If the title of the Outsider Art Fair seems outdated, rest assured that the actual event has stayed surprisingly fresh. The fair’s new owner, Chelsea dealer Andrew Edlin, debuted its 20th edition last night at the former Dia building at 548 West 22nd Street, also home to the Independent and NADA art fairs, and a vast improvement on its dreary old 34th Street digs.
“This is a place to show art,” said Edlin of the new space, where he has invited 40 exhibitors to display work by artists who in some way operate on the periphery of the New York-centric, M.F.A.-driven art machine. Some are self-taught, work in folk-art traditions, or live in far-flung corners of the globe. Others simply match outsider-y descriptors like “eccentric visionary” or “reclusive savant.”
For his booth, Edlin had brought a series of pocket-sized woodcarvings by John Byam, an artist whose resume lists stints as a gravedigger, “water boy,” and Korean War soldier. Edlin also had a gleefully creepy watercolor by the posterboy of American outsider art, Henry Darger, which had already been placed on hold 30 minutes into the preview.
That’s not surprising given the genre’s move toward the center in recent years. At last year’s Whitney Biennial, Robert Gober curated a popular mini-exhibition of paintings by poverty-stricken loner Forrest Bess, which spurred a sale of the artist’s work at Christie’s. And artists like Bill Traylor and Martin Ramirez, both represented at the fair, have become internationally recognized names, with the prices to match.

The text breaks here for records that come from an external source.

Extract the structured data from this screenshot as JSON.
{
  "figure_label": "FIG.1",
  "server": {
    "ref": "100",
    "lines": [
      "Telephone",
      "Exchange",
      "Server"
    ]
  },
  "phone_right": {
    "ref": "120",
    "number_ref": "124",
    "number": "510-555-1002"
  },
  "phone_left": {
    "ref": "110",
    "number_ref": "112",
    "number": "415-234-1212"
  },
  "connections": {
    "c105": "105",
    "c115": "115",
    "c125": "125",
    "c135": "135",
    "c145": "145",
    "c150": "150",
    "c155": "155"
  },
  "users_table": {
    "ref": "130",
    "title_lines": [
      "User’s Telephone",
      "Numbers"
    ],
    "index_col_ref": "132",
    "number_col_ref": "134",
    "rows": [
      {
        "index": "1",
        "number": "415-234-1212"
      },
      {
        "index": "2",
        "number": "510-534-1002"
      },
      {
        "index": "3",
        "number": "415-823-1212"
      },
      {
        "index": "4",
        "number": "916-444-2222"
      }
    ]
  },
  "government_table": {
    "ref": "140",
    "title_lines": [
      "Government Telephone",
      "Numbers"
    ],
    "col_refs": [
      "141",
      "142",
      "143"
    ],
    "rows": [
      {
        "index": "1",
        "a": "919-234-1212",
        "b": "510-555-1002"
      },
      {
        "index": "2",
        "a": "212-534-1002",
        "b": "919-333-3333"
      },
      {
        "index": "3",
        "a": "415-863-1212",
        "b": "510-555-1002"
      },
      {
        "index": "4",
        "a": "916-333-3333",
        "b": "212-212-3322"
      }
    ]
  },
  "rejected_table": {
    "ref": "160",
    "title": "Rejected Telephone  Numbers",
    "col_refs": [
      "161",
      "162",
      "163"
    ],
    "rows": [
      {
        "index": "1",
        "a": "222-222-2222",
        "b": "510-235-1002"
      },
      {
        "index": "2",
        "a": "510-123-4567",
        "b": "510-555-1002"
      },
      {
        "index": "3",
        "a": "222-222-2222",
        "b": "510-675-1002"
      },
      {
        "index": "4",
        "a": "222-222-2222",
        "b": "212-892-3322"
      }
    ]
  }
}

At this year’s fair, it’s clear that Edlin has embraced this attention, inviting “insider” dealers like Vito Schnabel, Feature Inc., and Laurel Gitlen to highlight artists that they wouldn’t normally show. Schnabel brought works constructed from discarded airplane parts by the deaf and autistic artist Vahakn Arslanian, while Chelsea dealer Gary Snyder showed Janet Sobel’s crayon and drip paintings.

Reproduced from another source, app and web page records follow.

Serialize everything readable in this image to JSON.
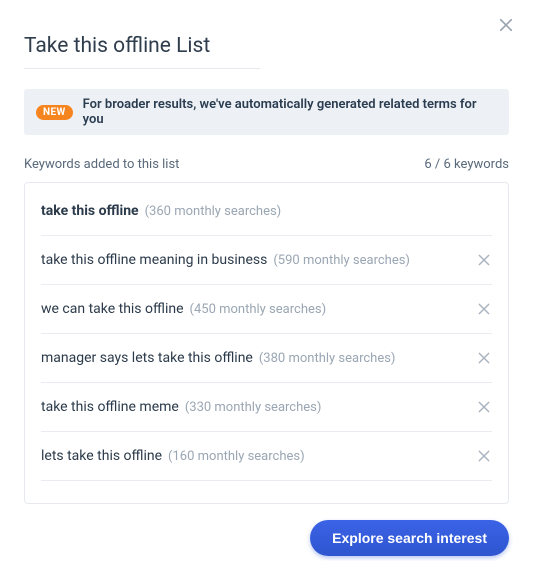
{
  "title": "Take this offline List",
  "banner": {
    "badge": "NEW",
    "text": "For broader results, we've automatically generated related terms for you"
  },
  "list_header": {
    "label": "Keywords added to this list",
    "count_text": "6 / 6 keywords"
  },
  "keywords": [
    {
      "term": "take this offline",
      "meta": "(360 monthly searches)",
      "primary": true,
      "removable": false
    },
    {
      "term": "take this offline meaning in business",
      "meta": "(590 monthly searches)",
      "primary": false,
      "removable": true
    },
    {
      "term": "we can take this offline",
      "meta": "(450 monthly searches)",
      "primary": false,
      "removable": true
    },
    {
      "term": "manager says lets take this offline",
      "meta": "(380 monthly searches)",
      "primary": false,
      "removable": true
    },
    {
      "term": "take this offline meme",
      "meta": "(330 monthly searches)",
      "primary": false,
      "removable": true
    },
    {
      "term": "lets take this offline",
      "meta": "(160 monthly searches)",
      "primary": false,
      "removable": true
    }
  ],
  "cta_label": "Explore search interest"
}
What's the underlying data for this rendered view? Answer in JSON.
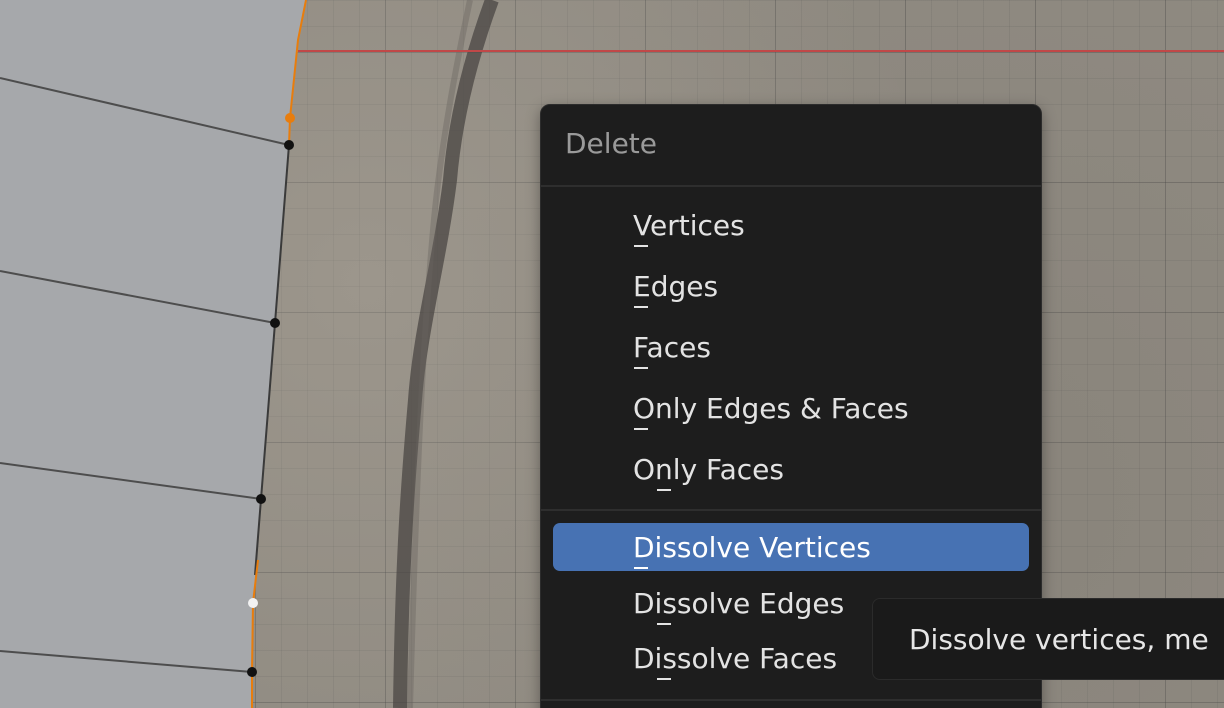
{
  "menu": {
    "title": "Delete",
    "items": [
      {
        "label": "Vertices",
        "hotkey": "V"
      },
      {
        "label": "Edges",
        "hotkey": "E"
      },
      {
        "label": "Faces",
        "hotkey": "F"
      },
      {
        "label": "Only Edges & Faces",
        "hotkey": "O"
      },
      {
        "label": "Only Faces",
        "hotkey": "n"
      },
      {
        "label": "Dissolve Vertices",
        "hotkey": "D",
        "highlighted": true
      },
      {
        "label": "Dissolve Edges",
        "hotkey": "s"
      },
      {
        "label": "Dissolve Faces",
        "hotkey": "s"
      }
    ]
  },
  "tooltip": {
    "text": "Dissolve vertices, me"
  },
  "colors": {
    "highlight": "#4772b3",
    "menu_background": "#1d1d1d",
    "selected_edge": "#e87d0d",
    "axis_line": "#c04848",
    "mesh_face": "#a6a8ab"
  }
}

“I only show Janet Sobel at this fair,” said Snyder, a longtime participant who rarely exhibits her work at his gallery. “There’s more of an openness for it here.”
Still, Sobel’s work, acclaimed by the likes of Clement Greenberg and Jackson Pollock, is an easy sell compared to even more obscure, cabinet-of-curiosities-style presentations, like that of Dallas Art Fair founder Chris Byrne. Together with architecture historian Julia Reyes Taubman, Byrne displayed ceramic busts of murder victims sculpted by forensic facial reconstructionist Frank Bender, who worked for the FBI and “America’s Most Wanted” before his death in 2011.
Why bring them to an art fair? “This seemed like the right context for it — it’s dark,” said Byrne. “And he’s self-taught so that’s how we got in.” The heads aren’t for sale, but apparently “everyone wants to buy them,” according to Taubman. “Although I don’t know why you’d want them.”
For whatever reason, a few aesthetic threads bind many of the artists in this fair: crudely sketched animals, distorted faces, and obsessively detailed, hallucinatory patterns. Much of the most popular work, like that of Darger, constitutes visual storytelling, pictures that seem to invite a privileged glimpse into these intensely internalized minds.
Hudson, the one-named director of Feature Inc., offered a peek into the truly remote with a series of Twombly-esque drawings done by the secluded Korwa tribe of India. “This seemed like an appropriate time to show them,” he said of the pictures, on sale for about $4,000 apiece.
When asked why she decided to participate in the fair for the first time this year, Santa Fe dealer Laura Steward succinctly explained, “One of my artists is a witch,” referring to sculptor Erika Wanenmacher, a.k.a. Ditch Witch. “I like this fair because it’s more interested in people, in the artist’s minds.”
That was the logic behind Kinz + Tillou Fine Art’s decision to bring not only the beautiful dyed-leather compositions of Winfred Rembert, a former cotton-picker and belt maker from Georgia, but to bring Rembert himself. Happy to share his history, the artist explained the origins of his work from the booth: “I used to tell stories around the table at night and one day my wife said, ‘put the stories on the leather so they can be preserved.’” The resulting pictures now sell for tens of thousands. “It’s beyond anything I could ever imagine,” he said.
Personal narratives like this are at the heart of the fair — and are often prominently delineated in the wall texts. As a marketing platform, the tortured-artist mythologizing sometimes inches into sideshow territory (particularly in instances of artists with physical disabilities). But no one really seems to mind. The fair brings to Chelsea a lot of art that might not otherwise be seen, and it creates a market for a lot of artists who might not otherwise get paid for what, it turns out, is often very deserving work.